# The task
In the entries below, find each line with the word "grill" and return it.

══ Data for analysis ══

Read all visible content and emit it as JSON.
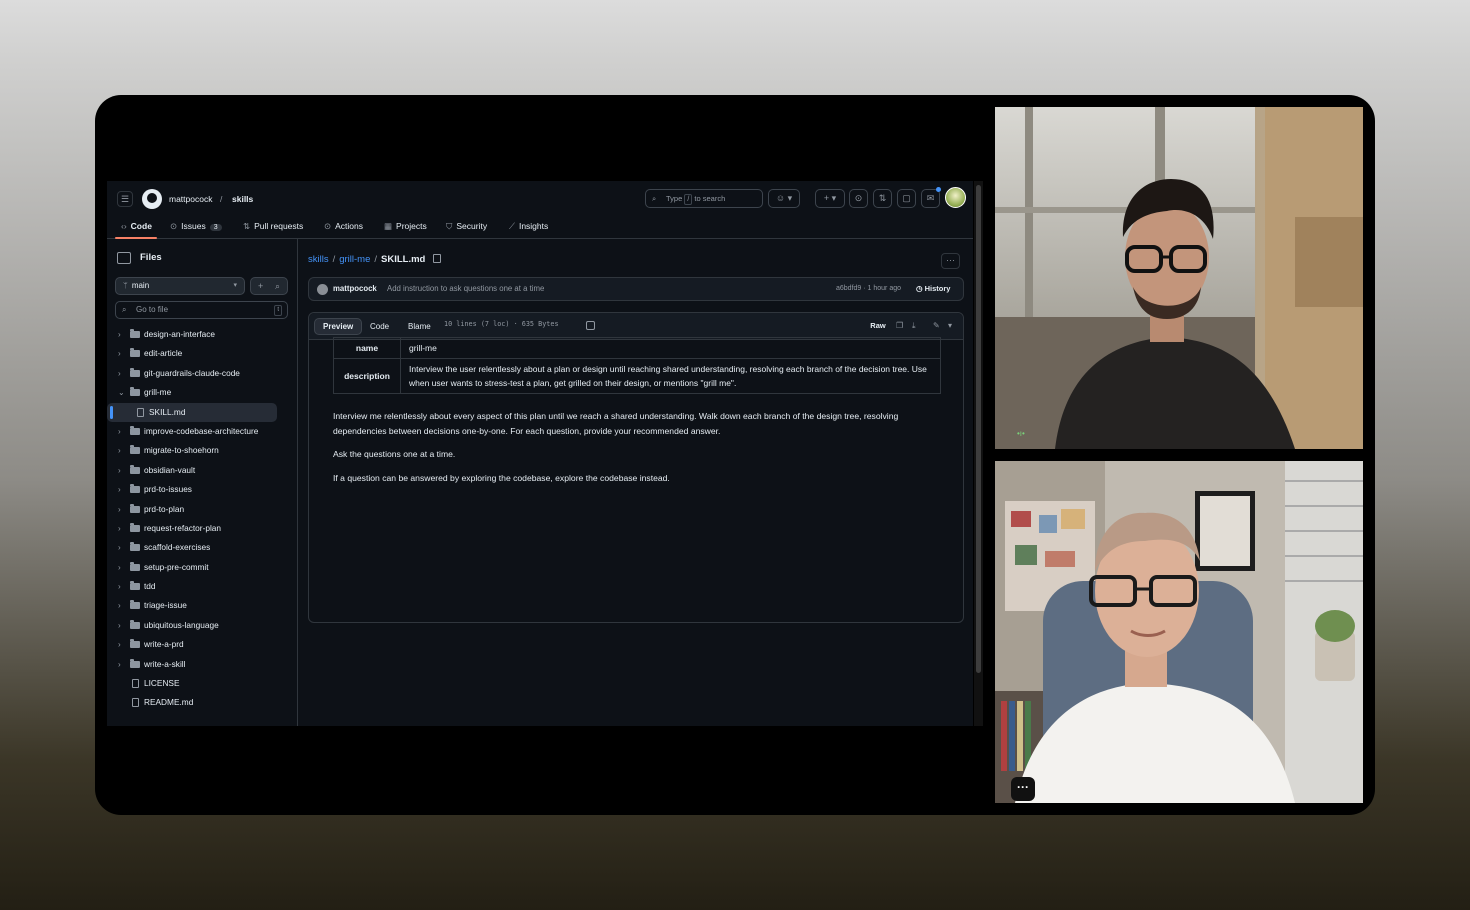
{
  "github": {
    "owner": "mattpocock",
    "repo": "skills",
    "search_placeholder": "Type",
    "search_key": "/",
    "search_suffix": "to search",
    "tabs": [
      {
        "label": "Code"
      },
      {
        "label": "Issues",
        "count": "3"
      },
      {
        "label": "Pull requests"
      },
      {
        "label": "Actions"
      },
      {
        "label": "Projects"
      },
      {
        "label": "Security"
      },
      {
        "label": "Insights"
      }
    ]
  },
  "sidebar": {
    "title": "Files",
    "branch": "main",
    "goto_placeholder": "Go to file",
    "goto_key": "t",
    "tree": [
      {
        "label": "design-an-interface",
        "type": "folder"
      },
      {
        "label": "edit-article",
        "type": "folder"
      },
      {
        "label": "git-guardrails-claude-code",
        "type": "folder"
      },
      {
        "label": "grill-me",
        "type": "folder-open"
      },
      {
        "label": "SKILL.md",
        "type": "file-nested"
      },
      {
        "label": "improve-codebase-architecture",
        "type": "folder"
      },
      {
        "label": "migrate-to-shoehorn",
        "type": "folder"
      },
      {
        "label": "obsidian-vault",
        "type": "folder"
      },
      {
        "label": "prd-to-issues",
        "type": "folder"
      },
      {
        "label": "prd-to-plan",
        "type": "folder"
      },
      {
        "label": "request-refactor-plan",
        "type": "folder"
      },
      {
        "label": "scaffold-exercises",
        "type": "folder"
      },
      {
        "label": "setup-pre-commit",
        "type": "folder"
      },
      {
        "label": "tdd",
        "type": "folder"
      },
      {
        "label": "triage-issue",
        "type": "folder"
      },
      {
        "label": "ubiquitous-language",
        "type": "folder"
      },
      {
        "label": "write-a-prd",
        "type": "folder"
      },
      {
        "label": "write-a-skill",
        "type": "folder"
      },
      {
        "label": "LICENSE",
        "type": "file"
      },
      {
        "label": "README.md",
        "type": "file"
      }
    ]
  },
  "file": {
    "path": [
      "skills",
      "grill-me",
      "SKILL.md"
    ],
    "commit_author": "mattpocock",
    "commit_message": "Add instruction to ask questions one at a time",
    "commit_sha": "a6bdfd9 · 1 hour ago",
    "history_label": "History",
    "view_tabs": [
      "Preview",
      "Code",
      "Blame"
    ],
    "meta": "10 lines (7 loc) · 635 Bytes",
    "raw_label": "Raw",
    "frontmatter": [
      {
        "key": "name",
        "value": "grill-me"
      },
      {
        "key": "description",
        "value": "Interview the user relentlessly about a plan or design until reaching shared understanding, resolving each branch of the decision tree. Use when user wants to stress-test a plan, get grilled on their design, or mentions \"grill me\"."
      }
    ],
    "paragraphs": [
      "Interview me relentlessly about every aspect of this plan until we reach a shared understanding. Walk down each branch of the design tree, resolving dependencies between decisions one-by-one. For each question, provide your recommended answer.",
      "Ask the questions one at a time.",
      "If a question can be answered by exploring the codebase, explore the codebase instead."
    ]
  },
  "colors": {
    "accent_link": "#4493f8",
    "tab_underline": "#f78166",
    "gh_bg": "#0d1117"
  }
}
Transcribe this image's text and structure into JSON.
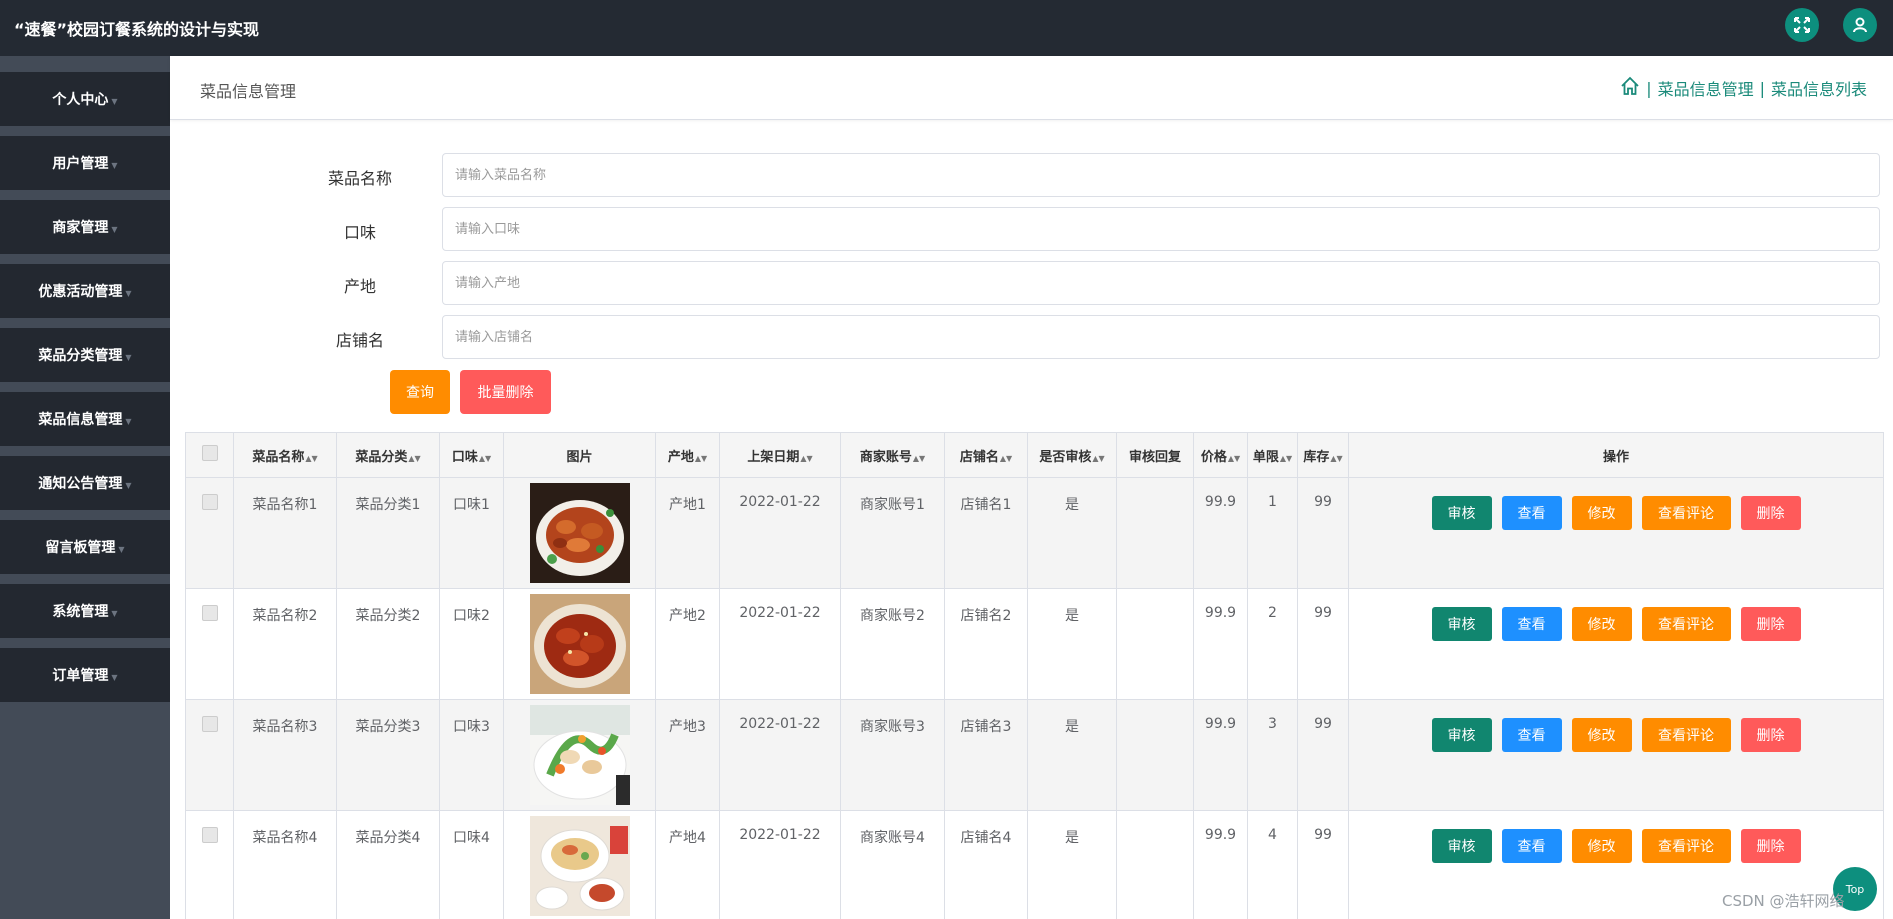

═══

# Exercise output
        "label": "grill-me",
      "grill-me",
        "value": "grill-me"
        "value": "Interview the user relentlessly about a plan or design until reaching shared understanding, resolving each branch of the decision tree. Use when user wants to stress-test a plan, get grilled on their design, or mentions \"grill me\"."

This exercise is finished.